The subject of Channel 4's new three-part series The Auction House was hardly original, but the setting had much to offer that Prestige, the pawnbrokers from April's Posh Pawn, didn't. Lots Road Auctions in Chelsea is a real-life Old Curiosity Shop, with satisfyingly Dickensian characters to match.

This week's drama derived from owner Roger's attempt to tackle falling sales figures, and the mutinous response of Tom, chief valuer in the modern department. Tom didn't want his colourful goods to be drowned in a sea of "brown stuff" – trade-speak for the mahogany chests, oak dressers and leather armchairs in antiques. "What would you rather have?" demanded an irate Tom of the cameraman. "A Victorian sideboard, ornately carved? Or a huge gorilla? Or an air hockey table?" The question was intended rhetorically, but readers with a more classical taste in home furnishings might like to know that the correct answer was "air-hockey table".

Specialist dealer Hugo also shared Tom's mystical ability to intuit the desires of Lots' wealthy clientele. "They like shiny stuff, basically... y'know the stuff that goes into their glass flats," he said. Who's "they"? Rich people, like Nose Job 1 and Nose Job 2, who floated around the sales floor trying to decide whether one's mansion would be best adorned by a plastic table decorated with felt-tip graffiti or a three-foot vagina set in bronze. "If someone else had it, I would want it," mused Nose Job 1 of the latter. "Pay for it, it's lovely," replied Nose Job 2.

If they're not careful, they'll end up like married couple Craig and Michael, whose home is piled to the rafters (literally) with antiques and old masters – yet still, they must have more. "Taste, style, whatever, you can't expect the normal person living in Ruislip to have that," said Michael, a man who has probably never set foot in Ruislip.

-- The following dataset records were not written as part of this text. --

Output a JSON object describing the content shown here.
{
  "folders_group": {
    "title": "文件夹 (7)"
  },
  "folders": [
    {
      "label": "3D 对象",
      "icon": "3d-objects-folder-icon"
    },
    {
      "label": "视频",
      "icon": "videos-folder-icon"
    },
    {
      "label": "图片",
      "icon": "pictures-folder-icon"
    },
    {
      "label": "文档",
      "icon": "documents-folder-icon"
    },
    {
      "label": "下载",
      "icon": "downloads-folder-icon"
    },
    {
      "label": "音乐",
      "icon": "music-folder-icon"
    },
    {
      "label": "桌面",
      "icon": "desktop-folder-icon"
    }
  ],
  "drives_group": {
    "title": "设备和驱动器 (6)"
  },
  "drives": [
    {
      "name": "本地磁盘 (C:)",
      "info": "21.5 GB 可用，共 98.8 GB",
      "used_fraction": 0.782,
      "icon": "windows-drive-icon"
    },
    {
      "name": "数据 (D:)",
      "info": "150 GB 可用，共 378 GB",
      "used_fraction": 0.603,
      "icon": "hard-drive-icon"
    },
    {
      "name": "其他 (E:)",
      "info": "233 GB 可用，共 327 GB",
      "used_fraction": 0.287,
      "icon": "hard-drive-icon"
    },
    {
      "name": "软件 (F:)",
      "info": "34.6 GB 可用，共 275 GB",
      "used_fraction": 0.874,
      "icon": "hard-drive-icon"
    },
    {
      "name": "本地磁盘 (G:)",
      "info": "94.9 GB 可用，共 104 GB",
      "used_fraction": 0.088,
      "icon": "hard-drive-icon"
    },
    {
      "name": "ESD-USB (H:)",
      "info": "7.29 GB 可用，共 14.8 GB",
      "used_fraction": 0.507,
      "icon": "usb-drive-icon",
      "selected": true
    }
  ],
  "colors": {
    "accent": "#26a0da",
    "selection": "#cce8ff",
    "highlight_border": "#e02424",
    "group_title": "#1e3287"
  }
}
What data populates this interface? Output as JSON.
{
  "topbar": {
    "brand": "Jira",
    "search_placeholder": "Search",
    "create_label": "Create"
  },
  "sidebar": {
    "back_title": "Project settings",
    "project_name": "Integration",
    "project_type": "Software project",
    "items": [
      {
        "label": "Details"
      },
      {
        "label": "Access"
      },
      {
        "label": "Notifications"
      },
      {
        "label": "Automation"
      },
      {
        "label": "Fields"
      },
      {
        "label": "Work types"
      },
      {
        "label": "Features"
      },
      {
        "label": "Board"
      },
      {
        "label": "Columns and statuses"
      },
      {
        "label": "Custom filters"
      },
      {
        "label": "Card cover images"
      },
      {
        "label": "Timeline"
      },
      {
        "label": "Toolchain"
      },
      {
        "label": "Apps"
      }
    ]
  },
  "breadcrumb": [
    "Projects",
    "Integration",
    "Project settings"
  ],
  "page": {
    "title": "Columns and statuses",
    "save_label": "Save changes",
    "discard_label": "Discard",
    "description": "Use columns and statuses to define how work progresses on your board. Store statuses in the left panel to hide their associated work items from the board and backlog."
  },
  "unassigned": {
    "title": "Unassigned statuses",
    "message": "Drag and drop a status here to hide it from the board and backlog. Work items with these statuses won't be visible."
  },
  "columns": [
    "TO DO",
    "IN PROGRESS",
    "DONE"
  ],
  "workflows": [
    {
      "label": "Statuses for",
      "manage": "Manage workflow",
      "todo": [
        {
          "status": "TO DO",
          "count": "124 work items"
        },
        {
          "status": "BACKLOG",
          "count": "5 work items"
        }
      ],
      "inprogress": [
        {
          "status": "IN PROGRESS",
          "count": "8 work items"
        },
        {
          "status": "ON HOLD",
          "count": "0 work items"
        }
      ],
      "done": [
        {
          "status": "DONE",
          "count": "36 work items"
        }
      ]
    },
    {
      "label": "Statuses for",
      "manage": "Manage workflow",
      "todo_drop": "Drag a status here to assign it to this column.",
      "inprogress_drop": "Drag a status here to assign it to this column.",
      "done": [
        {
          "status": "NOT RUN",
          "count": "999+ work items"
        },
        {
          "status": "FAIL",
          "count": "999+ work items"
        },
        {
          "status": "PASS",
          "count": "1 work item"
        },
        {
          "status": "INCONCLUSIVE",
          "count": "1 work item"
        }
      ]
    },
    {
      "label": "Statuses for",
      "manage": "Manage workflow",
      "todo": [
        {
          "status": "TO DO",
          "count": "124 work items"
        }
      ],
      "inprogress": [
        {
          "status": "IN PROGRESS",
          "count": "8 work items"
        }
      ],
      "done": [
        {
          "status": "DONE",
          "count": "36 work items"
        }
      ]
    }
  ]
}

The trappings of wealth aren't automatically interesting, as Posh Pawn proved, but The Auction House has a valuer's eye for treasures. If this opportunity to gawp at well-heeled weirdos is Channel 4's attempt to atone for the poverty porn of Benefits Street, it's a good start. Entertaining, if not edifying.